Appellants also assert that DESC's use of an EPA clause tied particularly to the PMM does not comport with the express requirements of FAR § 16.203-3. This assertion is based on the legal premise that FAR § 16.203-3 limits price adjustments to accommodations for one of two contingencies: "significant fluctuations in labor or material costs" or "changes in the contractor's established prices." 48 C.F.R. § 16.203-3. Relying on the language of MAPCO, Appellants claim that a PMM-based EPA clause fails to address either of the "mischiefs" specified in FAR § 16.203-3, because the PMM is an "amalgamation" of petroleum sales that does not reflect the product, the market, or the price for the military fuel Tesoro and Hermes supplied.
The Court of Federal Claims in MAPCO concluded that DESC's use of the PMM did not comport with the requirements of FAR § 16.203-3, because the PMM was not a catalog, did not reflect any established catalog prices, and did not reflect any established market.
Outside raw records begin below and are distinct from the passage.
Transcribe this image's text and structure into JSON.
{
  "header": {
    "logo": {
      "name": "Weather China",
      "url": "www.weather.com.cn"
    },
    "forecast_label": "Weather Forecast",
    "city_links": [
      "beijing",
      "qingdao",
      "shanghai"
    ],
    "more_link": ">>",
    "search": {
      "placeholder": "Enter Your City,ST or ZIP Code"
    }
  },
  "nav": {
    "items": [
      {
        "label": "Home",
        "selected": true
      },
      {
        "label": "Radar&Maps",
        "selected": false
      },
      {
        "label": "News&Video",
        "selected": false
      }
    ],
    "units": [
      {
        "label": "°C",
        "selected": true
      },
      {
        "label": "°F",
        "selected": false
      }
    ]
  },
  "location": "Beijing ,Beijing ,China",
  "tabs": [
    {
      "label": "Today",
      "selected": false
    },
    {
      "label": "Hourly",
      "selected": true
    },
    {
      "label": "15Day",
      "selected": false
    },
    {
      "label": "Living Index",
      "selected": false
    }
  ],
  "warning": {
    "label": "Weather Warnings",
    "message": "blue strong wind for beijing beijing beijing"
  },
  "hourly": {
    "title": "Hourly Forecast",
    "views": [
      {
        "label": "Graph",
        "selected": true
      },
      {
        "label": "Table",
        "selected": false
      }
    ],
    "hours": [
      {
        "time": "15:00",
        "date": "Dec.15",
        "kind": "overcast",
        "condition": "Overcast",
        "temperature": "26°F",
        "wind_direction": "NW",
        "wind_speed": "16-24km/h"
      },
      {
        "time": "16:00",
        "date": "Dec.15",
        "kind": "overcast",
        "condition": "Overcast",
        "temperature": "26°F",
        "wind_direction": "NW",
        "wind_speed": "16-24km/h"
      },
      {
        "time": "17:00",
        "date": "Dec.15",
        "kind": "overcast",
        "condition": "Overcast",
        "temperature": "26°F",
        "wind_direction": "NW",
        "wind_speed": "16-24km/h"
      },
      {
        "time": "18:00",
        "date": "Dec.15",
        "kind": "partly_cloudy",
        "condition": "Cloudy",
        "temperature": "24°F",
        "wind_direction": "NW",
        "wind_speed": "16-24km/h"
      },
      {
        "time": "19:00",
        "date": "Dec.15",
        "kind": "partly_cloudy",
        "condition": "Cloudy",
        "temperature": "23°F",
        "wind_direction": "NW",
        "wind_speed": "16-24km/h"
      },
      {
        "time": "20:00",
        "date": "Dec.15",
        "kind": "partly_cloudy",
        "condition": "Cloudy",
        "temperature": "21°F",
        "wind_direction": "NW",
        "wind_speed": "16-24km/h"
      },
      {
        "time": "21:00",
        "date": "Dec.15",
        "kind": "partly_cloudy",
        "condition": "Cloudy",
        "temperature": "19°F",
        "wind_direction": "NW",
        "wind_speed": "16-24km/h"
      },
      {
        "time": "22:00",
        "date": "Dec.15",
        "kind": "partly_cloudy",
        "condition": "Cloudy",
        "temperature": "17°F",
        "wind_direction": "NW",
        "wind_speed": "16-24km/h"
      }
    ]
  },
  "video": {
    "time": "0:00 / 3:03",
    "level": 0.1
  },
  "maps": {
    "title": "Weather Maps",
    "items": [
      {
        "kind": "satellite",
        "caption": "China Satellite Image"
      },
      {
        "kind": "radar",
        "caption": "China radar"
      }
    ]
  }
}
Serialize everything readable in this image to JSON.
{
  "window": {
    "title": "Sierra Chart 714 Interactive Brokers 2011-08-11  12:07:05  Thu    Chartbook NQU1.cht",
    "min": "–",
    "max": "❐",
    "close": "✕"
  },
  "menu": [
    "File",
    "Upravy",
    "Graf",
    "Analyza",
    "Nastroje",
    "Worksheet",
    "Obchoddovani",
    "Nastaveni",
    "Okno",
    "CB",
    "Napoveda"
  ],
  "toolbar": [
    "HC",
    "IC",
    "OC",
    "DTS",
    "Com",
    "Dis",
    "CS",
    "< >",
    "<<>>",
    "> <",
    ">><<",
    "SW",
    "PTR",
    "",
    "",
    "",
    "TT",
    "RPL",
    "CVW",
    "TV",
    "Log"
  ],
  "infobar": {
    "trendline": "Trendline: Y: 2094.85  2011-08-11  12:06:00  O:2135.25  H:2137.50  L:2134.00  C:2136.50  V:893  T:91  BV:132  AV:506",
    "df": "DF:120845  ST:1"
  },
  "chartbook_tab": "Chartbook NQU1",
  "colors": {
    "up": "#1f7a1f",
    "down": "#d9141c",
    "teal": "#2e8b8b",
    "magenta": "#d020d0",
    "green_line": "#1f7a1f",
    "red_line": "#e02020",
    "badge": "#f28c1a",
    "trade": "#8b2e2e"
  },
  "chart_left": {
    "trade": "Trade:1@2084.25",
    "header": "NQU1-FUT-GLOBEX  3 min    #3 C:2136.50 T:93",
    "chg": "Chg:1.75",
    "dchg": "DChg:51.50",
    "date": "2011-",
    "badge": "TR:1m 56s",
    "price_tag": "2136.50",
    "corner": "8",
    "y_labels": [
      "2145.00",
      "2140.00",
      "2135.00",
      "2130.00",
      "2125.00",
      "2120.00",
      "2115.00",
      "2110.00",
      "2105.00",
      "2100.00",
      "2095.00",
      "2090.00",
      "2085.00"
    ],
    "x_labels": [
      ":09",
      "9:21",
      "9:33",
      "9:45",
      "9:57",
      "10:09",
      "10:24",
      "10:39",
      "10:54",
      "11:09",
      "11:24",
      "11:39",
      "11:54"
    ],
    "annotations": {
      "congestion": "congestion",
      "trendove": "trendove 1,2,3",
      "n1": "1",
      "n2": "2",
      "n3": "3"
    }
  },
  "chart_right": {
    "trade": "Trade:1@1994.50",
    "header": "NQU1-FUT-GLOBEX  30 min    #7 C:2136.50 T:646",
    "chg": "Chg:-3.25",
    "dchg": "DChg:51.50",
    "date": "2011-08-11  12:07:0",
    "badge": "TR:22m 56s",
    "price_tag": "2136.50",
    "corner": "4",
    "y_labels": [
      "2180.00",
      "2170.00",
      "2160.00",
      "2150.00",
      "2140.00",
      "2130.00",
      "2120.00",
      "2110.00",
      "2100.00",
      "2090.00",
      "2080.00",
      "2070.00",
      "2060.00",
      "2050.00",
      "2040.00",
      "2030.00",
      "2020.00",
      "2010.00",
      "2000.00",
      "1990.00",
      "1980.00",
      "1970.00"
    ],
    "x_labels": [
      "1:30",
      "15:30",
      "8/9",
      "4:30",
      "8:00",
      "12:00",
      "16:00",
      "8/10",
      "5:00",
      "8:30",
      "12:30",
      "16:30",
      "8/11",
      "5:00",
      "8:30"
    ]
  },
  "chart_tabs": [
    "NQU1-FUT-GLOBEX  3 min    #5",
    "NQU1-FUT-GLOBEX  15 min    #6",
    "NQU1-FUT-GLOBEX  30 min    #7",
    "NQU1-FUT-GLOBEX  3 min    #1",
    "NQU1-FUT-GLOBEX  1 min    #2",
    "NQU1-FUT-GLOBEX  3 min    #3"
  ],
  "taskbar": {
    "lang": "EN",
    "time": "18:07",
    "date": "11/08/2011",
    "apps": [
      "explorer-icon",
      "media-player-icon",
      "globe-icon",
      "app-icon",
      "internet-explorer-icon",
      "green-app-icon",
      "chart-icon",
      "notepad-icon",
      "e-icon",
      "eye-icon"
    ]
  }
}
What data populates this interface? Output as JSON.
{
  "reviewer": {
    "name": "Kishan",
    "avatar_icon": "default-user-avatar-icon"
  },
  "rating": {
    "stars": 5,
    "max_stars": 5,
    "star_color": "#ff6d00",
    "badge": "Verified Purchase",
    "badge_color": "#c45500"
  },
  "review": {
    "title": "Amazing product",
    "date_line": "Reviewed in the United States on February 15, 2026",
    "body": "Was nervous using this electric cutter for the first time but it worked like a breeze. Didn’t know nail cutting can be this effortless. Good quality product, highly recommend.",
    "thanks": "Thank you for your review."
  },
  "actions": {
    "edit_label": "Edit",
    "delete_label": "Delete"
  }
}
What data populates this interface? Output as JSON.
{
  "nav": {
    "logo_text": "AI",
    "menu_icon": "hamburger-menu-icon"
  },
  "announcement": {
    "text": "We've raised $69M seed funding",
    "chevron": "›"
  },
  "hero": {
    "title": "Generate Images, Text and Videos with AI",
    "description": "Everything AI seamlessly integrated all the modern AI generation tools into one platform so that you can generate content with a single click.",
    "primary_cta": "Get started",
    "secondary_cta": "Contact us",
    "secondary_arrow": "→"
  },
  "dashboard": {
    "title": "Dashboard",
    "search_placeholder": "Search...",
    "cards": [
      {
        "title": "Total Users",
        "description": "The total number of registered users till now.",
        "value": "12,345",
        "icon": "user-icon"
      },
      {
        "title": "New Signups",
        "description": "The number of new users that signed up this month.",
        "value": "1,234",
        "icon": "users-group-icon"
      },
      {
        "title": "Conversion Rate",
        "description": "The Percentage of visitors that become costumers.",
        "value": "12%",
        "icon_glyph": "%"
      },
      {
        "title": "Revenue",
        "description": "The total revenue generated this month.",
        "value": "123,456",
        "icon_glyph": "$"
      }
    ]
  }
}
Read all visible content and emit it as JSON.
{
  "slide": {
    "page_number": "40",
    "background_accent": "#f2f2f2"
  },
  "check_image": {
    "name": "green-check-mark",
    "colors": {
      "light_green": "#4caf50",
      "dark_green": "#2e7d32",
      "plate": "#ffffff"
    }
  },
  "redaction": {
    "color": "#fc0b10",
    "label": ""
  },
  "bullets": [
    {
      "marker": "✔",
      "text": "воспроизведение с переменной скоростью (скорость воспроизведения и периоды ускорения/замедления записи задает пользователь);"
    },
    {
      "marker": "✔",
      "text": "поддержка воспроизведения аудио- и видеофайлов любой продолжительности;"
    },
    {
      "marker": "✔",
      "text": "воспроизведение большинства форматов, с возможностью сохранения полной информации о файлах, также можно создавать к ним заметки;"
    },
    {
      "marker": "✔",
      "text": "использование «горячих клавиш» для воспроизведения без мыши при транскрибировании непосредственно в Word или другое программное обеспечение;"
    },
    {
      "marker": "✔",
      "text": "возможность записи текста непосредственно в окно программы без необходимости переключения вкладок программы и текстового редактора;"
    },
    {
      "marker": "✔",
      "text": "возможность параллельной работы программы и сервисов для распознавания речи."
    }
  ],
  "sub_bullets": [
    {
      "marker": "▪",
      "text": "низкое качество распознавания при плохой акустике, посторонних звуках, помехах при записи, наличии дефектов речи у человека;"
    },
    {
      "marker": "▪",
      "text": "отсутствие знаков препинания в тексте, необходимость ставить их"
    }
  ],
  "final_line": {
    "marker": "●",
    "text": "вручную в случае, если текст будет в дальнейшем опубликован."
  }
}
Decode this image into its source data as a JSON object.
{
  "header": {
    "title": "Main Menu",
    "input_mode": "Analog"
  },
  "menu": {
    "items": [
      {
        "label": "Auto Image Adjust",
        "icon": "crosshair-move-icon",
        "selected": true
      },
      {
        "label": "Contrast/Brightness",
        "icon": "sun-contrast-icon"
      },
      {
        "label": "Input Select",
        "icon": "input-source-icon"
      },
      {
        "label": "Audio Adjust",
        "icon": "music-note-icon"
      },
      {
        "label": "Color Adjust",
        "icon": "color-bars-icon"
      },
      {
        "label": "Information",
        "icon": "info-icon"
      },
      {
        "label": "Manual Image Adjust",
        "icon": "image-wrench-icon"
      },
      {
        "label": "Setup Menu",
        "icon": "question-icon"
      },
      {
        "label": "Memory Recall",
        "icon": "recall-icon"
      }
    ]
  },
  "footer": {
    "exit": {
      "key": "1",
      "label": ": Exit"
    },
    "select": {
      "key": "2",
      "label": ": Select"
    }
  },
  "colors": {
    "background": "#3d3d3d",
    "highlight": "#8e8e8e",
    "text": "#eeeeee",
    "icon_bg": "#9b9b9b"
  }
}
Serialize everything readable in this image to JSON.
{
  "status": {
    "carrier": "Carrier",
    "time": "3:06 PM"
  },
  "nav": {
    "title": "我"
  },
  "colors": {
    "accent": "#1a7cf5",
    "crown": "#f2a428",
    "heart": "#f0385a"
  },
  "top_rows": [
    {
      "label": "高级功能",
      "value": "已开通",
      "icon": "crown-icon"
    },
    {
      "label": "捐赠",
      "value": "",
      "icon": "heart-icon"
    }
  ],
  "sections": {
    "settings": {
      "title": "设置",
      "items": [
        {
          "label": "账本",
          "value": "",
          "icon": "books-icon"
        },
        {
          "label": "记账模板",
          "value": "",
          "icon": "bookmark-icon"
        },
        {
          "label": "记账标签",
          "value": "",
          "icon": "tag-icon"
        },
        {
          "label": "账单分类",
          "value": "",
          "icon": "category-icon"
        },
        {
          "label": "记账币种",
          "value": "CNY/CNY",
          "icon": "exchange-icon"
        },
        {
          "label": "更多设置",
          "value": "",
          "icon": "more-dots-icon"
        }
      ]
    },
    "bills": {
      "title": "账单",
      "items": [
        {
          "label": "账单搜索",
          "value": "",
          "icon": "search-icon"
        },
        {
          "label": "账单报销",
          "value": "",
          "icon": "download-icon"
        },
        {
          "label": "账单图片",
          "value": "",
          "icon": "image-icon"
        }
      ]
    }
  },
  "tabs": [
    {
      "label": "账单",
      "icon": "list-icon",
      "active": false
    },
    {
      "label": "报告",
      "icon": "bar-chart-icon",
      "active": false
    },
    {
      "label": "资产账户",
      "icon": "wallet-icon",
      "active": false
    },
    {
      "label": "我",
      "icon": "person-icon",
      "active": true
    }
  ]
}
MAPCO, 27 Fed. Cl. at 410. The determination that PMM did not reflect any established market price was explained as follows: "The index is an amalgamation of the previous month's petroleum sales data. It is not, as § 15.804-3(c)(2) contemplates, determinative of any particular corporation's current prices." MAPCO, 27 Fed. Cl. at 410. The court went on to apply dictionary definitions of the term "establish" to conclude that:
MAPCO, 27 Fed. Cl. at 410. In both Tesoro and Hermes, the court adopted the reasoning of MAPCO and concluded that DESC's adjustment of fuel prices by reference to the PMM did not comport with the FAR because such a practice was not designed to meet the purpose identified in FAR § 16.203-3, namely accommodating significant fluctuations in labor or material costs or changes in the contractor's established prices. Tesoro, 58 Fed. Cl. at 69; Hermes, 58 Fed. Cl. at 10-11.
The conclusion that DESC's use of the PMM-based EPA clause was not designed to protect against the ills identified in FAR § 16.203-3 was premised on a misinterpretation of the meaning of the term "contractor's established prices." As we have explained herein, contrary to the conclusion of the Court of Federal Claims, market-based EPA clauses are permitted under the FAR. As discussed above, FAR § 16.203-3 does not require that adjustments be tied solely to changes in the prices charged by a particular contractor. Because the FAR does not impose the restrictions articulated by the Court of Federal Claims, it was legal error for the court to reject DESC's use of the PMM on the grounds that it "does not reflect any specific vendor's current price."
Because we conclude that DESC's use of a market-based EPA clause tied to the PMM was authorized under the FAR, we do not reach the other issues raised in the certified questions. See Eurodif S.A. v.
For the foregoing reasons, we hold that the Court of Federal Claims erred in holding that DESC's use of a PMM-based EPA clause was not authorized under the FAR. Accordingly, we reverse the decisions of the Court of Federal Claims. Our holding moots the other issues raised in the certified questions and therefore we do not reach the remaining issues related to the individual and class deviations and the applicability of the doctrine of waiver.